A coloboma describes conditions where normal tissue in or around the eye is missing at birth.
Coloboma comes from the Greek word that means "curtailed." The eye develops quickly during a fetus' first three months of growth. A gap, known as the choroidal fissure, appears at the bottom of the stalks that eventually forms the eye. This fissure generally closes by the seventh week of pregnancy. If it does not close, a coloboma or space forms.
A coloboma can affect one or both eyes. If both eyes are involved, it can affect them the same way or differently. There are different types of coloboma, depending on the part of the eye affected:
- Eyelid coloboma. A piece of the upper or lower eyelid is missing.
- Lens coloboma.
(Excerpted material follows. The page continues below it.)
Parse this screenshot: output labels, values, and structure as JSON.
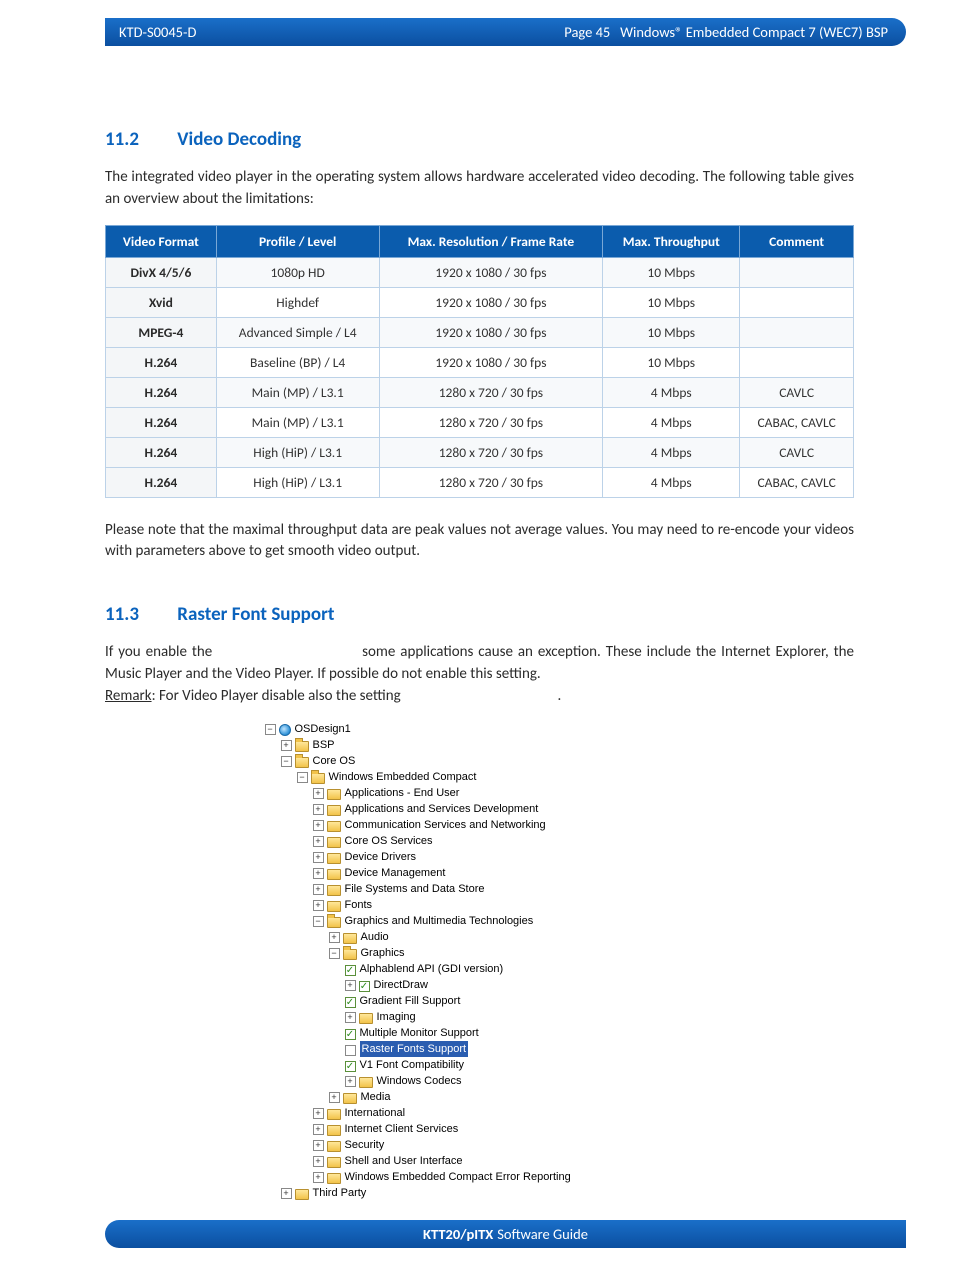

A piece of the lens is missing.
- Macular coloboma. In this coloboma, the macula fails to develop normally.
- Optic nerve coloboma. In this coloboma, the optic nerve is hollowed out, reducing vision.
- Uveal coloboma. The uvea is the middle layer of the eye. This coloboma can affect the iris, the colored part of the eye, giving it a distinct keyhole or cat-eye appearance.
- Chorio-retinal coloboma. In this coloboma, part of the retina is missing.
The symptoms of a coloboma depend on where it occurs. A coloboma of the iris will be visibly noticeable due to the keyhole or cat-eye appearance of the pupil. An eyelid coloboma will also be noticeable due to a notch or defect in the eyelid. People with a coloboma affecting the front of the eye may have problems with vision and should be evaluated in infancy.
Other types of coloboma can also cause vision loss, depending on their size and location. A child with a coloboma affecting the macula or the optic nerve will likely have reduced vision. Children who are missing a part of their retina will have a “field defect,” which means that they will not have vision in a specific location (for instance, the upper part of the field of vision). Vision impairment caused by a coloboma may not be noticeable at birth.
Sometimes children with a coloboma have increased sensitivity to light.
Who Is at Risk for a Coloboma?
A coloboma is believed to be genetic and can be passed along in families.
Sometimes a coloboma is part of a genetic syndrome. For instance, cat eye syndrome, a rare disorder named after the distinctive shape of an iris coloboma, is caused by a specific genetic mutation and occurs along with other physical abnormalities.
However, not all babies born with a coloboma have a family history of this condition or a particular syndrome, suggesting that the disorder can appear by chance.
A coloboma is diagnosed by a thorough eye exam by an ophthalmologist.
The ophthalmologist will use an ophthalmoscope to examine the inside of a baby’s eyes. When a child is old enough to express themselves, other tests, such as a visual acuity test, can be conducted to assess how vision may be affected.
There is no cure for a coloboma, and treatment varies depending on the type. People with an iris coloboma may wear colored contact lenses to make the iris appear round. Surgery can also correct the appearance of the iris. There are also a number of procedures to repair colobomas of the eyelid.
For other types of coloboma, helping people adjust to their vision problems, including using low vision devices as needed, is important. Also, your ophthalmologist will help to manage other problems that occur with coloboma, such as cataracts or growth of new blood vessels in the back of the eye as the patient ages.
Your ophthalmologist may recommend certain treatments if your child has a coloboma in only one eye. To make sure that amblyopia (lazy eye) does not develop, the ophthalmologist may want to patch or use special eye drops or glasses in the unaffected eye. Sometimes this treatment can improve vision in eyes even with severe colobomas.